1667478427 Luis Estrada is parting ways with Netflix and is looking

Luis Estrada is parting ways with Netflix and is looking for a distributor for his film “¡Que Viva México!” one day after the premiere

Luis Estrada is parting ways with Netflix and is looking

They say that reality is stranger than fiction, even if that fiction is a political satire by Luis Estrada. A few hours after the premiere of ¡Que Viva México!, the acclaimed Mexican director’s latest film, the script has taken an unexpected turn and is no longer available in cinemas across the country, at least for the moment.

A day after the premiere, Estrada confirmed that he had bought the screening rights for his film from Netflix – the sponsor of the project – and is looking for new distributors for the film. According to the original deal, the entertainment giant was to start distributing the film in national and international theaters from November 3rd, and then offer it in its catalog in more than 190 countries from November 16th. But the deal blew up. “I bought these rights from them in order to have them exclusively and not lose control of the film,” Luis Estrada tells EL PAÍS, assuring that despite the last-minute changes, the film can be seen on the platform, “As soon as it’s released the cinemas I get from Mexico and the world,” he points out.

The news was confirmed by Netflix, which is ensuring that after the commercial premiere of ¡Que Viva México! The film can also be seen on the platform along with the director’s other titles, although when has not yet been determined. “We are delighted to be working with master Luis Estrada on his new film, but in recent weeks the director and producer have expressed interest in implementing a different distribution strategy than the one agreed,” a company spokesman told the newspaper. “We want to live up to that vision, which is why we’ve agreed to return the rights to the film to him,” he adds.

The differences of opinion between the director and the company a few hours after the premiere are striking. Estrada emphasizes that during the recording there was always an “extraordinary relationship with Netflix” in which their criteria were met at all times. In addition to directing, he is also the screenwriter and producer of the film. After filming, he explains that one of his demands was always: ¡Que Viva México! in commercial theaters, which he says wasn’t part of Netflix’s plans. “Originally there was an agreement that the film would be shown in a few selected cinemas as they could not be shown in commercial cinemas due to firm policy,” he explains.

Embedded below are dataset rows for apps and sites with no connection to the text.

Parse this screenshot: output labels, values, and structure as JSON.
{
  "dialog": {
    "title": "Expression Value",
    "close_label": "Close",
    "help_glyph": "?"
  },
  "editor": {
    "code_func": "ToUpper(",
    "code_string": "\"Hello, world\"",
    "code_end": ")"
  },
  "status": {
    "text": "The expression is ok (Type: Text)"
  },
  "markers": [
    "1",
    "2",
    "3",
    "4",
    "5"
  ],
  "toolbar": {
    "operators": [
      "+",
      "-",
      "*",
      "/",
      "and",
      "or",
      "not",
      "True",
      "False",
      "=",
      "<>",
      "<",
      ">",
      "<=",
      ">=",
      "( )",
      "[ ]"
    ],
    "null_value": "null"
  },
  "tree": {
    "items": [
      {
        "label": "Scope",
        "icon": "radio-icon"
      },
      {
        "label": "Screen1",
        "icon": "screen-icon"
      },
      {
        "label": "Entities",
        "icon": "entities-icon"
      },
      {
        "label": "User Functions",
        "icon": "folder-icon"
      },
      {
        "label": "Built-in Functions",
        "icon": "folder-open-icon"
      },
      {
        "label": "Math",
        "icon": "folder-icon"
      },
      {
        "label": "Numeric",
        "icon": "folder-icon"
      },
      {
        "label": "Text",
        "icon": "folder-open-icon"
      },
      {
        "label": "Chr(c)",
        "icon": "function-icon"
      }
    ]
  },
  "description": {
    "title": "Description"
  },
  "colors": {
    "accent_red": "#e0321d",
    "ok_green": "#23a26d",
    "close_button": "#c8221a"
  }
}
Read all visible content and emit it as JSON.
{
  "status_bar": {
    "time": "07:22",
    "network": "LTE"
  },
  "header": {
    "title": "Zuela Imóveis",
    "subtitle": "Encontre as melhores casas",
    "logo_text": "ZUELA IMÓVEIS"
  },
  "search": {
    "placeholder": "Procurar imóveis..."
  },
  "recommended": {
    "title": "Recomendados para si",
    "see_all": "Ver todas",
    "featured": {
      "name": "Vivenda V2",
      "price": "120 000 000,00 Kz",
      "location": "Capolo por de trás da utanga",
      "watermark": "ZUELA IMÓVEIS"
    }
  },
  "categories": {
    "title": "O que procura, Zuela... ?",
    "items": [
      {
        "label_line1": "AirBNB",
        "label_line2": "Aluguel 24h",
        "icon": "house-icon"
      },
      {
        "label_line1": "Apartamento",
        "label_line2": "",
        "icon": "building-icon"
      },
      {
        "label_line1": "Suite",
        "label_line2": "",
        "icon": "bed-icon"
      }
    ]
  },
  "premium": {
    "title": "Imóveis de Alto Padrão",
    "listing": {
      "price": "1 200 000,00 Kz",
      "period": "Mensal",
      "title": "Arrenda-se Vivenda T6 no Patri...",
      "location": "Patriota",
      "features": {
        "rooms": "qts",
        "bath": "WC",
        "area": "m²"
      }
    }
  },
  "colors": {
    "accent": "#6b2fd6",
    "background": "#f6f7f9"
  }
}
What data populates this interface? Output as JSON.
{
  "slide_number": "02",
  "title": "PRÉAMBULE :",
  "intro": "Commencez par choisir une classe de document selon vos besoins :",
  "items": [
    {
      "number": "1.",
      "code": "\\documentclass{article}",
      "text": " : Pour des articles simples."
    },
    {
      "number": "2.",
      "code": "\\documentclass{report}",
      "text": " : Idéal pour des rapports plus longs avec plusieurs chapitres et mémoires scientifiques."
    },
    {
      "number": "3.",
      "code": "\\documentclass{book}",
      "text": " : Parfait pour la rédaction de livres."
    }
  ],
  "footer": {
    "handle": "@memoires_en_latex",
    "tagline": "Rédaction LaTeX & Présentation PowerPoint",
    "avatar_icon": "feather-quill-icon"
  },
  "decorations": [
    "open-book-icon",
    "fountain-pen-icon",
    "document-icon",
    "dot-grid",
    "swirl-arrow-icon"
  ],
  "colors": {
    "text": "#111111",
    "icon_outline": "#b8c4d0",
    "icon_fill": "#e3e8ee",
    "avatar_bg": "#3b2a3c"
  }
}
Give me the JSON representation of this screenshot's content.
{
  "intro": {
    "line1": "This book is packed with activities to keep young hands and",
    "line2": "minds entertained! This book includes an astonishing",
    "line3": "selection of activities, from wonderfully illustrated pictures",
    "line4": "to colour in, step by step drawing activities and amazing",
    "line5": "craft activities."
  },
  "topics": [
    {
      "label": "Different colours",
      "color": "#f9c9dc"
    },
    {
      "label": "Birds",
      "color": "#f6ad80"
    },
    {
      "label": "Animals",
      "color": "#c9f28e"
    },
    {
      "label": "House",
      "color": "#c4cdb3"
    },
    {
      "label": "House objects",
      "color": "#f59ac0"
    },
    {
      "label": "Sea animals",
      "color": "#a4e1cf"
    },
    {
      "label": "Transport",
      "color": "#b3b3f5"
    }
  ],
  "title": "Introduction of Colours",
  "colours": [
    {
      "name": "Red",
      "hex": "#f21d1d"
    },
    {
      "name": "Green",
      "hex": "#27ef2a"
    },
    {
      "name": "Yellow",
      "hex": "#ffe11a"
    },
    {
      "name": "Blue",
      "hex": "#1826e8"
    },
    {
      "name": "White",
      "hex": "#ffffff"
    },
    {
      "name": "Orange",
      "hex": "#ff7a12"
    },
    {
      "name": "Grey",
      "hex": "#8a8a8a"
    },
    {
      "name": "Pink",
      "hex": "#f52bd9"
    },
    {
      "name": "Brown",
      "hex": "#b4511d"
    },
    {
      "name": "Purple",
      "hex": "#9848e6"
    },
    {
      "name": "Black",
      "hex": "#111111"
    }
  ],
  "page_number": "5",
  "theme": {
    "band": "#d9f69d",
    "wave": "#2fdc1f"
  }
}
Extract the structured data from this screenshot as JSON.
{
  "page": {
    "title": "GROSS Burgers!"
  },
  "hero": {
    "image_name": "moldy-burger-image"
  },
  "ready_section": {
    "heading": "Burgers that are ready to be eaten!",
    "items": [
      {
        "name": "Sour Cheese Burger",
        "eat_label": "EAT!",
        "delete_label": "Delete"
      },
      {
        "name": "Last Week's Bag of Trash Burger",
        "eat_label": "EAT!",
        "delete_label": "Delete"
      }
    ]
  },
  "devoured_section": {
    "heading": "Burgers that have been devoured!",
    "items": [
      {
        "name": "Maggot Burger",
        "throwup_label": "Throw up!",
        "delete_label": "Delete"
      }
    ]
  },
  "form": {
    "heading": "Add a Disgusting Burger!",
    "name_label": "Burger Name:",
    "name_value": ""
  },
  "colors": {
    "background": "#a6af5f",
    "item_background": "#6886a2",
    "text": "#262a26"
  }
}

However, the giant’s recent premiere of another long-awaited Mexican film in theaters across the country seems to have been the catalyst for putting Estrada on the table. “As they say in Mexico, what’s up isn’t chipotudo,” the filmmaker replies with his signature sarcasm. “I’m a dinosaur of cinema who still thinks that his films have to be seen collectively: in a dark room with a big screen and with people eating popcorn,” he emphasizes, adding: “I’m trying to show my dignity to defend because I believe in cinema”.

After eight years of silence and after the success of La Ley de Herodes (1999), El Infierno (2010) or La dictadura Perfecto (2014), Estrada returns with his black humor to deal with political satire and Mexican society ahead to snub his worst spirits by saying it’s his “most ambitious” film.

Hooray Mexico! Stars Alfonso Herrera, Ana de la Reguera, Damián Alcázar, Joaquín Cosío and Ana Martín, among other acting greats, and tells the story of Pancho, a man who receives an inheritance from his mining grandfather, and the troubles running in the family after hearing it unleashed the news. “The film is a political bombshell for what is happening in Mexico,” says the director. “It goes beyond Mexican because it’s a compendium of all the political improprieties that have become taboo subjects in our society. It’s a microcosm in which we are all portrayed and in which no one is saved: it’s about intolerance and polarization,” he says. Estrada, the great provocateur, returns to the fray. Even before his film is shown in cinemas.

Subscribe here to the EL PAÍS México newsletter and receive all the informative keys on current affairs in this country